Exercise prompt | Filter this data down to the lines that hold "Search", and copy them.

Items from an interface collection
------------------------------------------------------------------------

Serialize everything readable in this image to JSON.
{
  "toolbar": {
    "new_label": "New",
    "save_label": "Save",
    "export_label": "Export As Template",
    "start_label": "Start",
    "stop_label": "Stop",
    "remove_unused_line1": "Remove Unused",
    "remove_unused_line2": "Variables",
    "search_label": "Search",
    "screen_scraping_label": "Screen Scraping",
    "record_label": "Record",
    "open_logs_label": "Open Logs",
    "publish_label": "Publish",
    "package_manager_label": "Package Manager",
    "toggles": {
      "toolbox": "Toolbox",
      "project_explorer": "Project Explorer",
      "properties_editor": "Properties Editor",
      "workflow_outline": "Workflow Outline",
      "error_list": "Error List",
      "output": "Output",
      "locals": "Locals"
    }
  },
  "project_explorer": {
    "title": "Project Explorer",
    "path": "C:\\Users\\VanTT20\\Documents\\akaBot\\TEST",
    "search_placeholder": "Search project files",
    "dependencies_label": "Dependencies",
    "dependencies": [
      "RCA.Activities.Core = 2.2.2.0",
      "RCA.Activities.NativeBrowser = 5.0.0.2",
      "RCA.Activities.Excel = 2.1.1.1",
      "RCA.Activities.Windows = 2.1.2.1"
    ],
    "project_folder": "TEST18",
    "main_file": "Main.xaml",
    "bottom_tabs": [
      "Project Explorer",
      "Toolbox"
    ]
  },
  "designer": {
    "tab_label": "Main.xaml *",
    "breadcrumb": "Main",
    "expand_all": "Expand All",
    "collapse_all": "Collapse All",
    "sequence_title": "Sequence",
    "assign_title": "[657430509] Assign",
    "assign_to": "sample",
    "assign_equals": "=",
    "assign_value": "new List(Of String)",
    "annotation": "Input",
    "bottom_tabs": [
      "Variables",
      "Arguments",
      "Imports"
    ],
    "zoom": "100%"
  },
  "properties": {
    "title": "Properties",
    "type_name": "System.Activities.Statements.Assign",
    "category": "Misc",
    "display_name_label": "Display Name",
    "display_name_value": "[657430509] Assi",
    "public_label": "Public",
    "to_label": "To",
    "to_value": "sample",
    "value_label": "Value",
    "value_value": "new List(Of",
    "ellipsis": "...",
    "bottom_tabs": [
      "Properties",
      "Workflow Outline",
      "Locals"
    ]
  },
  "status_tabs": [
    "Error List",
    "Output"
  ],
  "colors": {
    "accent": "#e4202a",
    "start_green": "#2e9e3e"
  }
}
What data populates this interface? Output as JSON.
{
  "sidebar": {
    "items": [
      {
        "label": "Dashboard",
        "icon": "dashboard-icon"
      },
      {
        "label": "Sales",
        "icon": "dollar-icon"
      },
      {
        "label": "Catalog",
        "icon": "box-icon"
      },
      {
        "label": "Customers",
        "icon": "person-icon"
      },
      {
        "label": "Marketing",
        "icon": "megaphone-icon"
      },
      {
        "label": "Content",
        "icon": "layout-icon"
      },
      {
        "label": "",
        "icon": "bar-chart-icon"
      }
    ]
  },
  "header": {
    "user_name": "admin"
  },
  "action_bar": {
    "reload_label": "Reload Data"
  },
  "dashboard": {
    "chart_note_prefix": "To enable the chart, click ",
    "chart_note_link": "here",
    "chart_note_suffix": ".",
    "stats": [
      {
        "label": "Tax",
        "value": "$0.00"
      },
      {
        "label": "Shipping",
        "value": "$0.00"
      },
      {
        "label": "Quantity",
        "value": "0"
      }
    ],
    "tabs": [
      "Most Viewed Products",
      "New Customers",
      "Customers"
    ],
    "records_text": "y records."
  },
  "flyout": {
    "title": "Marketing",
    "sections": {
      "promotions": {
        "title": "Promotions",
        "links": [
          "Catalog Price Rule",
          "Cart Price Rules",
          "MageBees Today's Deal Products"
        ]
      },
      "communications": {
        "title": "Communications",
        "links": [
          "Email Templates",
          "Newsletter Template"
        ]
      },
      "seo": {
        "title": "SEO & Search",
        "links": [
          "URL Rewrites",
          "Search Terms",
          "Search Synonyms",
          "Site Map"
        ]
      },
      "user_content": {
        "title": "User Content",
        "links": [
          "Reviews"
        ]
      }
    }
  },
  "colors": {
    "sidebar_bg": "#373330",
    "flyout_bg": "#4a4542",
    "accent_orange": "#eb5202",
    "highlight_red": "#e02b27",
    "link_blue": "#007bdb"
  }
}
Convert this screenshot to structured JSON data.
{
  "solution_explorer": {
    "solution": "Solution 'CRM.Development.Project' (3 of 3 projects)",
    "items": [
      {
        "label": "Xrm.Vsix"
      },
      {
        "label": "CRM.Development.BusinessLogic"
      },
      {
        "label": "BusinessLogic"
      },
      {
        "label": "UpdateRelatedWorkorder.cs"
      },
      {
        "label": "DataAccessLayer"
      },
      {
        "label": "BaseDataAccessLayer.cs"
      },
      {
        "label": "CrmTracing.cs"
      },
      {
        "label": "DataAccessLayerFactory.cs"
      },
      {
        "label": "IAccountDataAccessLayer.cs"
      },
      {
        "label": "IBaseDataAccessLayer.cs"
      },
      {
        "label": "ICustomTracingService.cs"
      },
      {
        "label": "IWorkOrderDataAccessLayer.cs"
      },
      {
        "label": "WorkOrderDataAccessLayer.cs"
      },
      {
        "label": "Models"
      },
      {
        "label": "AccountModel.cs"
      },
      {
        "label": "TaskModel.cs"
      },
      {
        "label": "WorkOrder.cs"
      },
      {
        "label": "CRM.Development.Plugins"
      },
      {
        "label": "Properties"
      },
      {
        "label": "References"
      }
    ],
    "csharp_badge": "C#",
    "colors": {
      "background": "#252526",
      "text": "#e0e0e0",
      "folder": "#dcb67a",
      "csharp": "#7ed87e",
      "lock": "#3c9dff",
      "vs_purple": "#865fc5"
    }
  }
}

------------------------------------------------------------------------

Written answer |
    "search_label": "Search",
    "search_placeholder": "Search project files",
        "title": "SEO & Search",
          "Search Terms",
          "Search Synonyms",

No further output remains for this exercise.